Intimate partners have been encouraged to open up and develop a talking culture in their relationships in order to curb the escalating gender based violence (GBV).
Communication has been pointed out as one of the most important aspects of a satisfying marriage. Facilitators and participants of Talking with the Thabas television show said this during the filming of an episode on GBV on Saturday at Mass Media Complex.
The coordinators of the show, a couple Percy and Ashley Thaba said partners develop bad habits and create destructive patterns when things are not going well in their relationships or marriages. Therefore, they explained that the show is aimed at helping people deal with real life issues in their marriages. Worried by the escalating GBV cases in Botswana the Thabas said they came up with the topic to tackle and discuss GBV for healthier marriages. Ashley said the discussion on GBV that will soon be aired on Btv would go a long way in making a difference and helping families as many women suffer at the hands of their partners. She also said a majority of people especially women are abused by their partners but they suffer in silence. She therefore challenged them to break the silence, open up and develop a talking culture.
“There is need for Batswana to develop a talking culture. Our culture does not allow us to talk things out. Even children were taught to keep quiet and not allowed to talk things out, but if we want to curb GBV we should develop a talking culture from young age,” Ashley advised.
She said a majority of men are not open in their relationships, marriages because they grew up under a culture that restricts them to open up. Ashley said there is need for children to be taught to open up, express their views from a tender age so that when faced with
“Most of the intimate partner violence cases go unreported as women who most of the time are victims do not report or open up on such abuse. Some women do not open up because they cannot afford to lose their partners or put them to jail while some fear to be victimised. However, with this talk show we want people to develop a talking culture,” she said.
Sharing the same sentiments, Percy said culturally as an African man he knows that husbands or males in relationships, marriages believe they are superior because they are the head of the family.
He however stated couples complement each other hence they should listen to each other despite the gender difference. He further stated that the magnitude of violence against women has tremendous negative impact on both individuals and the society as a whole.
Bonno Valencia Gaefele, a GBV survivor who was shot seven times and is currently living with bullets in her head after her late husband shot her before committing suicide, shared her experiences. She called on people who are currently in abusive relationships to open up before it was too late. The mother of two who said she got married at a young age called on parents to listen to their children especially when disclosing to them their marriage problems and react on time.

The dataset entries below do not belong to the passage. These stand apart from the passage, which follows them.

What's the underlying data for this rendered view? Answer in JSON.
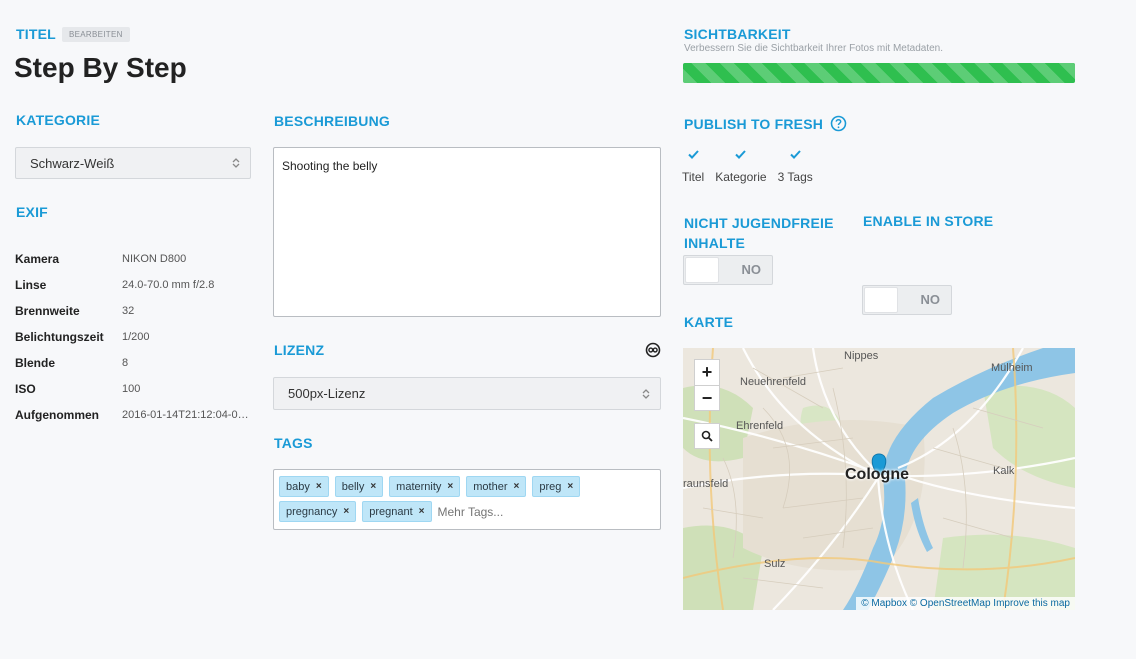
{
  "title": {
    "section_label": "TITEL",
    "edit_badge": "BEARBEITEN",
    "value": "Step By Step"
  },
  "category": {
    "section_label": "KATEGORIE",
    "selected": "Schwarz-Weiß"
  },
  "exif": {
    "section_label": "EXIF",
    "rows": [
      {
        "label": "Kamera",
        "value": "NIKON D800"
      },
      {
        "label": "Linse",
        "value": "24.0-70.0 mm f/2.8"
      },
      {
        "label": "Brennweite",
        "value": "32"
      },
      {
        "label": "Belichtungszeit",
        "value": "1/200"
      },
      {
        "label": "Blende",
        "value": "8"
      },
      {
        "label": "ISO",
        "value": "100"
      },
      {
        "label": "Aufgenommen",
        "value": "2016-01-14T21:12:04-0…"
      }
    ]
  },
  "description": {
    "section_label": "BESCHREIBUNG",
    "value": "Shooting the belly"
  },
  "license": {
    "section_label": "LIZENZ",
    "icon": "creative-commons-icon",
    "selected": "500px-Lizenz"
  },
  "tags": {
    "section_label": "TAGS",
    "items": [
      "baby",
      "belly",
      "maternity",
      "mother",
      "preg",
      "pregnancy",
      "pregnant"
    ],
    "remove_glyph": "×",
    "placeholder": "Mehr Tags..."
  },
  "visibility": {
    "section_label": "SICHTBARKEIT",
    "subtitle": "Verbessern Sie die Sichtbarkeit Ihrer Fotos mit Metadaten.",
    "progress": 1.0,
    "color": "#2fbf4f"
  },
  "publish": {
    "section_label": "PUBLISH TO FRESH",
    "help_icon": "help-circle-icon",
    "checks": [
      "Titel",
      "Kategorie",
      "3 Tags"
    ]
  },
  "adult": {
    "section_label_1": "NICHT JUGENDFREIE",
    "section_label_2": "INHALTE",
    "state": "NO"
  },
  "store": {
    "section_label": "ENABLE IN STORE",
    "state": "NO"
  },
  "map": {
    "section_label": "KARTE",
    "zoom_in": "+",
    "zoom_out": "−",
    "labels": {
      "nippes": "Nippes",
      "neuehrenfeld": "Neuehrenfeld",
      "muelheim": "Mülheim",
      "ehrenfeld": "Ehrenfeld",
      "kalk": "Kalk",
      "braunsfeld": "raunsfeld",
      "cologne": "Cologne",
      "sulz": "Sulz"
    },
    "attribution": {
      "mapbox": "© Mapbox",
      "osm": "© OpenStreetMap",
      "improve": "Improve this map"
    }
  },
  "colors": {
    "accent": "#1a9ad6",
    "tag_bg": "#bfe6f8",
    "river": "#8ec5e6"
  }
}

“I was sent back to my husband by my own mother despite disclosing to her the abuse that I was suffering at the hands of my husband. She was even against the idea of divorce stating that it will bring shame to her home up until I was shot and nearly killed,” Gaefele said.